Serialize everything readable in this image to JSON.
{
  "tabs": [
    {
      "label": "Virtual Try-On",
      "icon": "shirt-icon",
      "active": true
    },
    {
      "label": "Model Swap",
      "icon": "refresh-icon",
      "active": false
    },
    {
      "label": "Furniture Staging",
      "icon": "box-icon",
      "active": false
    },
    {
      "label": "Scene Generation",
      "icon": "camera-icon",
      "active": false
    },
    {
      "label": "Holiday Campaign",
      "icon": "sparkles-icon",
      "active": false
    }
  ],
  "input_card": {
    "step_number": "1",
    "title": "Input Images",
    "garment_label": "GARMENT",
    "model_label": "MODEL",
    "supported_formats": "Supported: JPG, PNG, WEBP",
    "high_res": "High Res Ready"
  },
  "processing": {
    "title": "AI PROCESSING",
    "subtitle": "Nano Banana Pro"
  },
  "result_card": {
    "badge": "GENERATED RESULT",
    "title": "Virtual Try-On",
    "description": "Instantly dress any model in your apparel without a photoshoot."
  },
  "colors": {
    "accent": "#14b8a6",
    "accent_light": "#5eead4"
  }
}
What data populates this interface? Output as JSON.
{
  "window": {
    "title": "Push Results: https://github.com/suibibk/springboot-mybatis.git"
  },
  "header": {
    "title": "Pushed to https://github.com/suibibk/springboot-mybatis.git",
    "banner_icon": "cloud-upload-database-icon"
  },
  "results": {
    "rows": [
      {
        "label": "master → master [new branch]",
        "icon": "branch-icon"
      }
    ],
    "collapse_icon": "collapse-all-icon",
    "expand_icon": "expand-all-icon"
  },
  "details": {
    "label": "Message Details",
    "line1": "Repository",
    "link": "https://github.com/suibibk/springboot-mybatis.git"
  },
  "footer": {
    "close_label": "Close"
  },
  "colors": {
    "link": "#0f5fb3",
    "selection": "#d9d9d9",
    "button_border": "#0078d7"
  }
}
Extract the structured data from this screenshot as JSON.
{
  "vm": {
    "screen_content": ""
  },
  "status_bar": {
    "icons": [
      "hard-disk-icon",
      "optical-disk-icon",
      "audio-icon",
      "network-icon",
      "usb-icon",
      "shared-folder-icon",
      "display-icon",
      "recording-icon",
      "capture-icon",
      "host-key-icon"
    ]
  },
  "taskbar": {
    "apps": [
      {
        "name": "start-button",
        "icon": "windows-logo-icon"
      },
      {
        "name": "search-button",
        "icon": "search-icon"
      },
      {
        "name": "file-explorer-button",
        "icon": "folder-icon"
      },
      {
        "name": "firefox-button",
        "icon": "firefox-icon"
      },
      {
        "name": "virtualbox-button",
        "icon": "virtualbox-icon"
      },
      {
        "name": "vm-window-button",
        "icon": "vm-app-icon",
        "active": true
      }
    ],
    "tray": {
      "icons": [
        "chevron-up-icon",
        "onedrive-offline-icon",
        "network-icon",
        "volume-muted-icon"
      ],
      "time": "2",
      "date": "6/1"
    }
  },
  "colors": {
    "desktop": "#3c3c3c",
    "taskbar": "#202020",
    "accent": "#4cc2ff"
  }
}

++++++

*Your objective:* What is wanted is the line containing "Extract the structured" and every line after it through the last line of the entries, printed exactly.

*Answer space:*
Extract the structured data from this screenshot as JSON.
{
  "vm": {
    "screen_content": ""
  },
  "status_bar": {
    "icons": [
      "hard-disk-icon",
      "optical-disk-icon",
      "audio-icon",
      "network-icon",
      "usb-icon",
      "shared-folder-icon",
      "display-icon",
      "recording-icon",
      "capture-icon",
      "host-key-icon"
    ]
  },
  "taskbar": {
    "apps": [
      {
        "name": "start-button",
        "icon": "windows-logo-icon"
      },
      {
        "name": "search-button",
        "icon": "search-icon"
      },
      {
        "name": "file-explorer-button",
        "icon": "folder-icon"
      },
      {
        "name": "firefox-button",
        "icon": "firefox-icon"
      },
      {
        "name": "virtualbox-button",
        "icon": "virtualbox-icon"
      },
      {
        "name": "vm-window-button",
        "icon": "vm-app-icon",
        "active": true
      }
    ],
    "tray": {
      "icons": [
        "chevron-up-icon",
        "onedrive-offline-icon",
        "network-icon",
        "volume-muted-icon"
      ],
      "time": "2",
      "date": "6/1"
    }
  },
  "colors": {
    "desktop": "#3c3c3c",
    "taskbar": "#202020",
    "accent": "#4cc2ff"
  }
}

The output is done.